• Brief: Beginning with the first line below, output every record verbatim and leave out the images.

Items from a data source
◆ ◆ ◆ ◆ ◆ ◆ ◆
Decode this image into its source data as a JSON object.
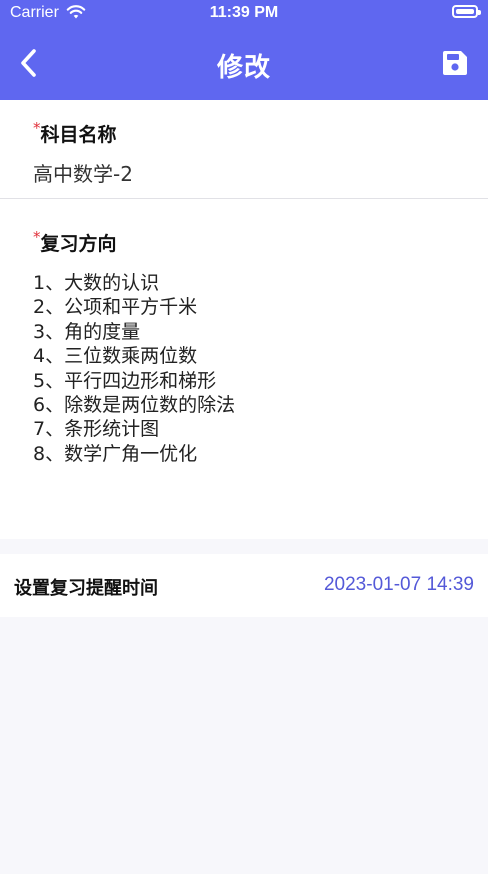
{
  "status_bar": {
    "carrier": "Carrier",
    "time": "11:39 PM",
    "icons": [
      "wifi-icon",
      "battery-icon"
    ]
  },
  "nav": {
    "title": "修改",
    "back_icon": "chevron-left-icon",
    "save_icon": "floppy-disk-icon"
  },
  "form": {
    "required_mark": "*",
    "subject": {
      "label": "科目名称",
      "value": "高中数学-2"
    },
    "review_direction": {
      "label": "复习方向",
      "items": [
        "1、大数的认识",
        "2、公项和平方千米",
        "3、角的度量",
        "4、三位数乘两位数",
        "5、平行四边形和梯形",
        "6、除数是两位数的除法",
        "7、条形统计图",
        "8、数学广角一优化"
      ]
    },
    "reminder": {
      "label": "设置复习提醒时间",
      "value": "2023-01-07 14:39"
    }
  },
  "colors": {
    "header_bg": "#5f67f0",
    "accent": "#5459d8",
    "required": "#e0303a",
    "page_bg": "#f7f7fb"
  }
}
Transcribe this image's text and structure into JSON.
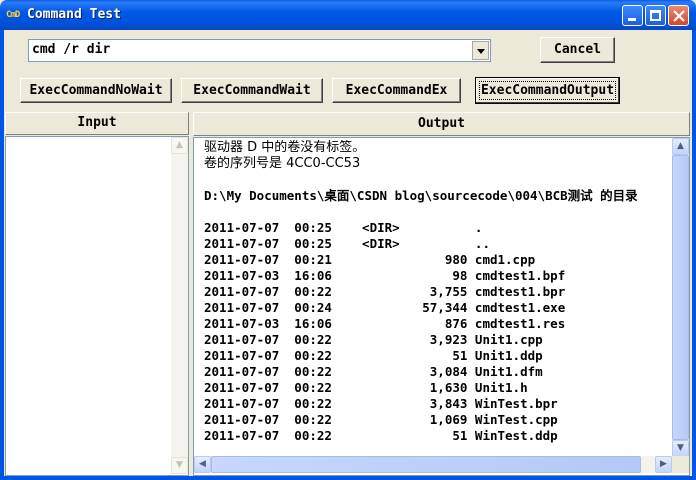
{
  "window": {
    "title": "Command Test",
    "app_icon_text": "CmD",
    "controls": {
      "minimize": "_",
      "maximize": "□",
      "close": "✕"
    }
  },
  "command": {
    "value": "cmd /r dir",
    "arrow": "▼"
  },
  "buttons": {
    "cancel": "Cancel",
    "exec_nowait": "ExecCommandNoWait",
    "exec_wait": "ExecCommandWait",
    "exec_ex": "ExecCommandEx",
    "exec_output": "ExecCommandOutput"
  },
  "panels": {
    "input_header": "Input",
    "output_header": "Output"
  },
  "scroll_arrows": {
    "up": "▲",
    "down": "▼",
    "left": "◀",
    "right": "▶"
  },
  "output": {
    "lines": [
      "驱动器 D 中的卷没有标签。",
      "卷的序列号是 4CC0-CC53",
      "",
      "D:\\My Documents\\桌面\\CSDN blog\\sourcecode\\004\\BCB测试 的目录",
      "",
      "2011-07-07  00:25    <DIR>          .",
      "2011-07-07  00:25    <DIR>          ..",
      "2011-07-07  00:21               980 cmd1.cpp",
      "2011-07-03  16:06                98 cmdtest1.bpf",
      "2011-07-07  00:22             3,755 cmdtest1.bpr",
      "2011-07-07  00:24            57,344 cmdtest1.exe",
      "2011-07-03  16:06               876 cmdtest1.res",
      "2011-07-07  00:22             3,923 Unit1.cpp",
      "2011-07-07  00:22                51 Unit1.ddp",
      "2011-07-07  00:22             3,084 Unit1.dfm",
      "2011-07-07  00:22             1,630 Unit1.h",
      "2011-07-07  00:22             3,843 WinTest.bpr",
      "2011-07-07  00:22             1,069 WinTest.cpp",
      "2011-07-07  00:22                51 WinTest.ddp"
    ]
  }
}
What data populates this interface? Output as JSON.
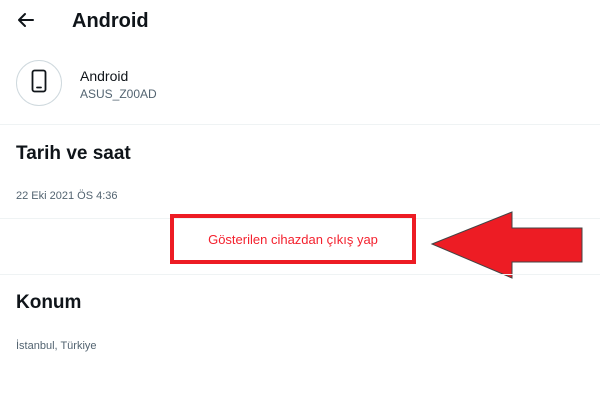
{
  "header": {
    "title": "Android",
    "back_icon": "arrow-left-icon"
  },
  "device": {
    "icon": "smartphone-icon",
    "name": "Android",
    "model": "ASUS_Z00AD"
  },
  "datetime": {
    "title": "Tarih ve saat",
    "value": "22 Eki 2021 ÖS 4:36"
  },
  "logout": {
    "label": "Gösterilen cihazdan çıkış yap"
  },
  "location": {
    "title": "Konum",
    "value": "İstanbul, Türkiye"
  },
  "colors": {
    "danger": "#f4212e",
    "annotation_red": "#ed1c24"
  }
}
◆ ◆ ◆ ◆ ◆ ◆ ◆
• Response area:
Decode this image into its source data as a JSON object.
{
  "status_bar": {
    "carrier": "Carrier",
    "time": "11:39 PM",
    "icons": [
      "wifi-icon",
      "battery-icon"
    ]
  },
  "nav": {
    "title": "修改",
    "back_icon": "chevron-left-icon",
    "save_icon": "floppy-disk-icon"
  },
  "form": {
    "required_mark": "*",
    "subject": {
      "label": "科目名称",
      "value": "高中数学-2"
    },
    "review_direction": {
      "label": "复习方向",
      "items": [
        "1、大数的认识",
        "2、公项和平方千米",
        "3、角的度量",
        "4、三位数乘两位数",
        "5、平行四边形和梯形",
        "6、除数是两位数的除法",
        "7、条形统计图",
        "8、数学广角一优化"
      ]
    },
    "reminder": {
      "label": "设置复习提醒时间",
      "value": "2023-01-07 14:39"
    }
  },
  "colors": {
    "header_bg": "#5f67f0",
    "accent": "#5459d8",
    "required": "#e0303a",
    "page_bg": "#f7f7fb"
  }
}
Transcribe this image's text and structure into JSON.
{
  "window": {
    "title": "Command Test",
    "app_icon_text": "CmD",
    "controls": {
      "minimize": "_",
      "maximize": "□",
      "close": "✕"
    }
  },
  "command": {
    "value": "cmd /r dir",
    "arrow": "▼"
  },
  "buttons": {
    "cancel": "Cancel",
    "exec_nowait": "ExecCommandNoWait",
    "exec_wait": "ExecCommandWait",
    "exec_ex": "ExecCommandEx",
    "exec_output": "ExecCommandOutput"
  },
  "panels": {
    "input_header": "Input",
    "output_header": "Output"
  },
  "scroll_arrows": {
    "up": "▲",
    "down": "▼",
    "left": "◀",
    "right": "▶"
  },
  "output": {
    "lines": [
      "驱动器 D 中的卷没有标签。",
      "卷的序列号是 4CC0-CC53",
      "",
      "D:\\My Documents\\桌面\\CSDN blog\\sourcecode\\004\\BCB测试 的目录",
      "",
      "2011-07-07  00:25    <DIR>          .",
      "2011-07-07  00:25    <DIR>          ..",
      "2011-07-07  00:21               980 cmd1.cpp",
      "2011-07-03  16:06                98 cmdtest1.bpf",
      "2011-07-07  00:22             3,755 cmdtest1.bpr",
      "2011-07-07  00:24            57,344 cmdtest1.exe",
      "2011-07-03  16:06               876 cmdtest1.res",
      "2011-07-07  00:22             3,923 Unit1.cpp",
      "2011-07-07  00:22                51 Unit1.ddp",
      "2011-07-07  00:22             3,084 Unit1.dfm",
      "2011-07-07  00:22             1,630 Unit1.h",
      "2011-07-07  00:22             3,843 WinTest.bpr",
      "2011-07-07  00:22             1,069 WinTest.cpp",
      "2011-07-07  00:22                51 WinTest.ddp"
    ]
  }
}
What data populates this interface? Output as JSON.
{
  "header": {
    "title": "Android",
    "back_icon": "arrow-left-icon"
  },
  "device": {
    "icon": "smartphone-icon",
    "name": "Android",
    "model": "ASUS_Z00AD"
  },
  "datetime": {
    "title": "Tarih ve saat",
    "value": "22 Eki 2021 ÖS 4:36"
  },
  "logout": {
    "label": "Gösterilen cihazdan çıkış yap"
  },
  "location": {
    "title": "Konum",
    "value": "İstanbul, Türkiye"
  },
  "colors": {
    "danger": "#f4212e",
    "annotation_red": "#ed1c24"
  }
}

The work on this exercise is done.